This is one of the widely known snacks of Karnataka, perhaps also
popular in other parts of South India. It is fairly easy to prepare,
but needs some initial patience and effort. A trial on a week-end
is suggested. KODU means Horn (like that of a cow) and BALE means
flour (slightly coarse, gives more crispy touch)
Red chili powder
Jeera (cumin seeds)
Dried & crushed curry leaves
White sesame seeds
Salt to taste
Oil to fry
Proportion is for 500 gms of rice flour, put in a handful of each
of the other ingredients (except chili powder, ooh, just a table
spoon of that would do).
the rice flour, red chili powder, salt, butter (one quarter piece
of the commercially available pack), and all the above ingredients
in the dry form.
Knead with hand to ensure that butter gets uniformly mixed in the
At this stage some people prefer to put 1 or 2 red chilies in hot
oil, take out after 1 minute, cool, powdered by hand and mix with
the dry flour. This gives a traditional flavor to KODUBALE.
Also, freshly grated coconut gives a much better taste than the
dry coconut powder available in stores.
If using fresh coconut, save the coconut water, to mix the dough.
This enhances the taste.
procedure : The proper method is not to mix water to the flour all
at once, but to sprinkle, enough to make a handful of wet dough
at a time, finish that and proceed again.
So, mix water to a portion of the dough (preferably at the centre),
mix it to a semi-wet paste (not as wet as a chappathi/bread dough
- remember - rice flour does not have the stickiness of wheat and
stays together more loosely, held by ingredients).
Take a lemon sized ball and start rolling on a cutting board.
The consistency should be sufficient to roll, but not too wet/soggy.
If the water is less, the rolled rod breaks. If this happens, add
a little water (coconut water if you have).
Remember, do not put too much pressure on the semi-wet dough, but
gently roll to form a smooth natural rod, rolling sideways to get
thickness of about the small finger on your hand.
When the rolled rod becomes 4 inches long, slowly turn around the
ends, join them to form a circle (like a bangle). The correct consistency
is that at the points of bending, small cracks may appear, but the
roll will not break.
Carefully hold it at the circumference and slide it alongthe Pan-edge
into hot oil.
Use medium flame to heat the Pan (BaNale or Kadayi).
Sunflower oil is preferable to others since it does not have any
odour of its own.
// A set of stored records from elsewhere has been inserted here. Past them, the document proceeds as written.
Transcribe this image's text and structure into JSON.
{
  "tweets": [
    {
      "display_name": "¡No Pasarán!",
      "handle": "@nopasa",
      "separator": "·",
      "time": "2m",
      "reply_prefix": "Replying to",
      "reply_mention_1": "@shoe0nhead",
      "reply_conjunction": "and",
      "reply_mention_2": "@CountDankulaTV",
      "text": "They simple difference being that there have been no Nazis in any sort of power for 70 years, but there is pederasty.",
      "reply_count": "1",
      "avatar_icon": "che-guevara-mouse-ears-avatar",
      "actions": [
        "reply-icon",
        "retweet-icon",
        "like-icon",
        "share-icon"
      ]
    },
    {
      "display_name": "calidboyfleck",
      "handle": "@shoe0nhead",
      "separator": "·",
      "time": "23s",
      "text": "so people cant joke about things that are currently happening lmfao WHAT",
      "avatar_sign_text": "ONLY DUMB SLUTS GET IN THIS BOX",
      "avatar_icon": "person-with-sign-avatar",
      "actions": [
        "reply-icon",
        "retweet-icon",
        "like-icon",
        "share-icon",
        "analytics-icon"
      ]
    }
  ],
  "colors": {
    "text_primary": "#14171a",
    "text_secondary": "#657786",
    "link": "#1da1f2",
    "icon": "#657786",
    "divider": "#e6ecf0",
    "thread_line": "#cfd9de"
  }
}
The popular medium is unrefined groundnut oil.
Put in 5 to 6 Kodubale at a time and deep fry slowly till brown.
Use the back of stainless steel spoon or a wooden rod to lift them
thro' the centre hole.
To test consistency, break one after cooling; it must be crispy
with crumbs at the center.
If the butter is too much, the KODUBALE breaks into pieces after
getting into the hot oil.
If the water is too much, the KODUBALE becomes smooth and soft.
Lack of butter makes it pretty hard, which, many people do like.
Adjust your proportion, Khara (chili powder) etc by tasting one,
proceed with the further batches. It can be kept in bottles for
15 days to a month and eaten at tea time (all the time - for kids
:-), as experienced people will tell you). The right thing to have
on a rainy day; if it is a little on the hotter side (taste-wise)
it will go very well with beer :-)
KODUBALE, KODUBALE, KAASIGONDU KODUBALE (Kodubale - for a penny
each) is a song of the good-old times. May not be as cheap now,
but still is sold in all the bakeries - isn't it :-)
: The secret however is to use 1/4th of the rice four (one cup of
flour and 1/4 the cup of) kadalepoppu roasted and ground in dry
You should also use 1-4 teaspoons of butter or oil, a pinch of baking
soda, and salt.
Also, red chilies roasted in a drop of oil and powdered coarsely.
Mix every thing with water and roll and fry. I bet you know what
to do after this!